This is Part 2 of a post that discusses strategies for finding a craft that will inspire you, and once you’ve found it, to overcome the initial learning curve so the craft will become a part of the things you do as routine. Part 1 discusses ways to find the right craft for you, and to give yourself the best start in project selection. Go back and read it if you haven’t.
Here I discuss strategies to turn your initial fling into a habit you will regularly come back to, and how to think of the pace of a project as your technique and skills mature.
4. Turning a one-night stand into a steady relationship. OK, so you got all excited and were going to sew up a wardrobe, and spent a glorious long weekend and a fortune on supplies. Now you’re out of steam and life is taking over; the craft thing seems like a dim obsession, a bit like being in Vegas maybe.
Sound familiar? Here are some strategies I have found along the way to keep that fire burning, no matter how slowly.
Pearl of wisdom 1. When are you most likely to fulfill a goal? The American Society of Training and Development has found this:
- 10% if you hear a plan
- 20% if you consciously decide you will do it
- 40% if you decide when you will do it
- 50% if you plan how you will do it
- 65% if you commit to someone else you will do it
95% if you have a specific appointment of accountability with the person to whom you committed.
Pearl of wisdom 2. Here is another one I often recall, attributed to Martha Beck, motivational speaker. Martha says – and my experience agrees – that there is something magical about doing something something four times. Say you take the example of going roller-blading:
- If you did it just the one time, you say: “I’ve done it that once”.
- If you’ve done it two times, you say: “I’ve done it a couple times”.
- If you’ve done three sessions, you may say: “I’ve done it occasionally” or “a few times”.
- If you’ve done it four times you will start to say: “I rollerblade”. I do that.
Don’t take me up on the exactly “four times”, but I do find that if you push yourself through an exercise the first few times, then it starts to take the feel of routine.
Pearl of wisdom #3. This book: “How to Get Control of Your Time and Your Life”. Alan Lakein. I use its principles to plan every day. As a neighbour of mine says, “Fail to plan; plan to fail“.
5. Moderation. Forgiveness. Patience. Inspiration. You’re doing this for fun, in your spare time. It’s not a job that’s bringing food to the table, and unless you were crazy enough to set one, there are no deadlines.
Let me repeat that: No. Deadlines.
Here is a conceptual view of the pace of different projects. My own projects vary in pace depending on personal circumstances, and I’m sure this is true of the master crafters too.
So cut yourself some slack, new techniques take a while to learn. Keep the pace steady (i.e. don’t drop it for a year!) but give yourself time to work through difficult bits. Give yourself permission to mess up. Accept that projects will fail and budget accordingly. Accept that not all your efforts will be rewarded with a gushing audience.

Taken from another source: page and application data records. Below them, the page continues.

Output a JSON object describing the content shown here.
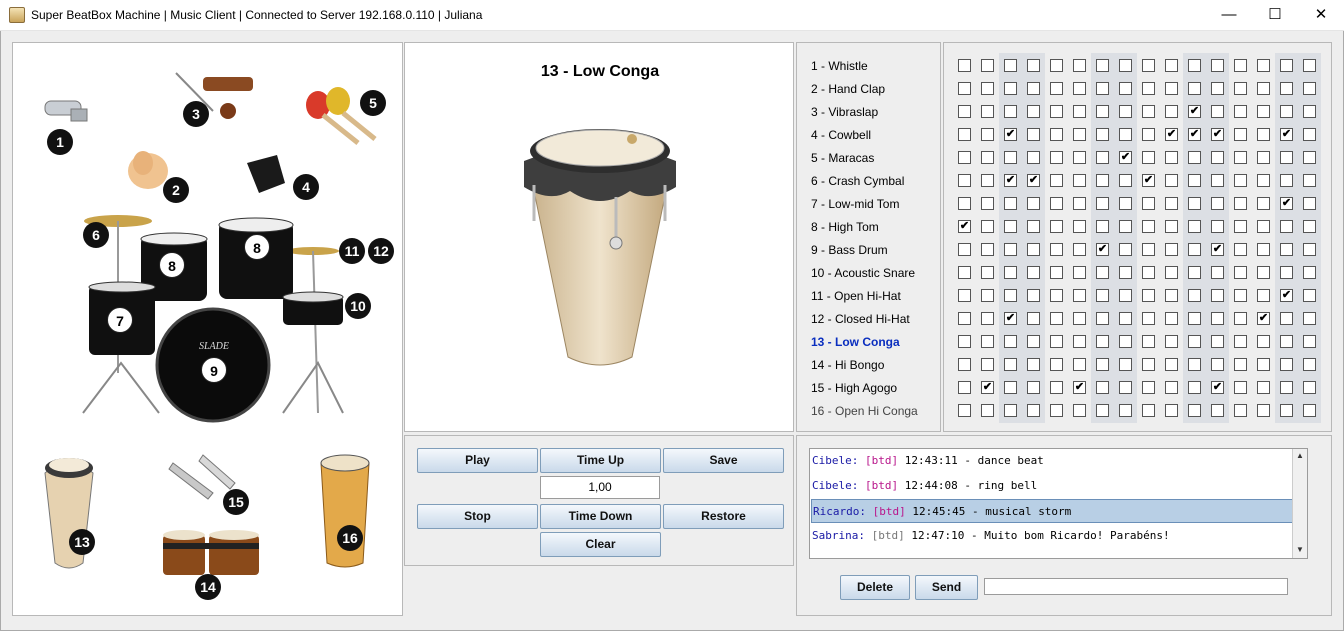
{
  "window": {
    "title": "Super BeatBox Machine | Music Client | Connected to Server 192.168.0.110 | Juliana",
    "minimize": "—",
    "maximize": "☐",
    "close": "✕"
  },
  "instrument_map": {
    "numbers": [
      "1",
      "2",
      "3",
      "4",
      "5",
      "6",
      "7",
      "8",
      "8",
      "9",
      "10",
      "11",
      "12",
      "13",
      "14",
      "15",
      "16"
    ],
    "drum_logo": "SLADE"
  },
  "preview": {
    "title": "13 - Low Conga"
  },
  "controls": {
    "play": "Play",
    "time_up": "Time Up",
    "save": "Save",
    "tempo": "1,00",
    "stop": "Stop",
    "time_down": "Time Down",
    "restore": "Restore",
    "clear": "Clear"
  },
  "instruments": [
    "1 - Whistle",
    "2 - Hand Clap",
    "3 - Vibraslap",
    "4 - Cowbell",
    "5 - Maracas",
    "6 - Crash Cymbal",
    "7 - Low-mid Tom",
    "8 - High Tom",
    "9 - Bass Drum",
    "10 - Acoustic Snare",
    "11 - Open Hi-Hat",
    "12 - Closed Hi-Hat",
    "13 - Low Conga",
    "14 - Hi Bongo",
    "15 - High Agogo",
    "16 - Open Hi Conga"
  ],
  "selected_instrument": "13 - Low Conga",
  "checked_glyph": "✔",
  "grid_checked": [
    [],
    [],
    [
      10
    ],
    [
      2,
      9,
      10,
      11,
      14
    ],
    [
      7
    ],
    [
      2,
      3,
      8
    ],
    [
      14
    ],
    [
      0
    ],
    [
      6,
      11
    ],
    [],
    [
      14
    ],
    [
      2,
      13
    ],
    [],
    [],
    [
      1,
      5,
      11
    ],
    []
  ],
  "chat": {
    "messages": [
      {
        "sender": "Cibele:",
        "tag": "[btd]",
        "text": "12:43:11 - dance beat"
      },
      {
        "sender": "Cibele:",
        "tag": "[btd]",
        "text": "12:44:08 - ring bell"
      },
      {
        "sender": "Ricardo:",
        "tag": "[btd]",
        "text": "12:45:45 - musical storm"
      },
      {
        "sender": "Sabrina:",
        "tag": "[btd]",
        "text": "12:47:10 - Muito bom Ricardo! Parabéns!"
      }
    ],
    "selected_index": 2,
    "delete": "Delete",
    "send": "Send",
    "input_value": ""
  },
  "colors": {
    "sender": "#1a1aa6",
    "tag": "#b8168b",
    "selection": "#b8cfe5",
    "selected_instrument": "#0a2ebf"
  }
}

While you’re licking your wounds, dose up on more inspiration; online blogs are great for sharing crafting woe. Here is a grocery-related incident from Karyn Valino, and persistence in the face of complex pant patterns from four square walls. Everybody goes through this. Youtube videos are great too. Look up a local hobby group in your town, something like a monthly meetup (sewing and knitting circles call theirs a “stitch-n-bitch”), and go with your project, talk to someone. Sometimes, it also just helps to leave that project alone for a while and come back with fresh eyes and fresh energy.
Well, hope this helps. I do think that it’s only to easy to fall in and out of love with a craft and be left with a lot of unwanted supplies, especially with the daily onslaught of other responsibilities. Worse, the experience could deter you from your next fling.
But when taken up properly, a craft can bring hours of intellectual stimulation and fun, while making a product that will bring joy and be useful. And guess what? You made that! There’s a certain buzz that goes with the feeling of making something with your own hands.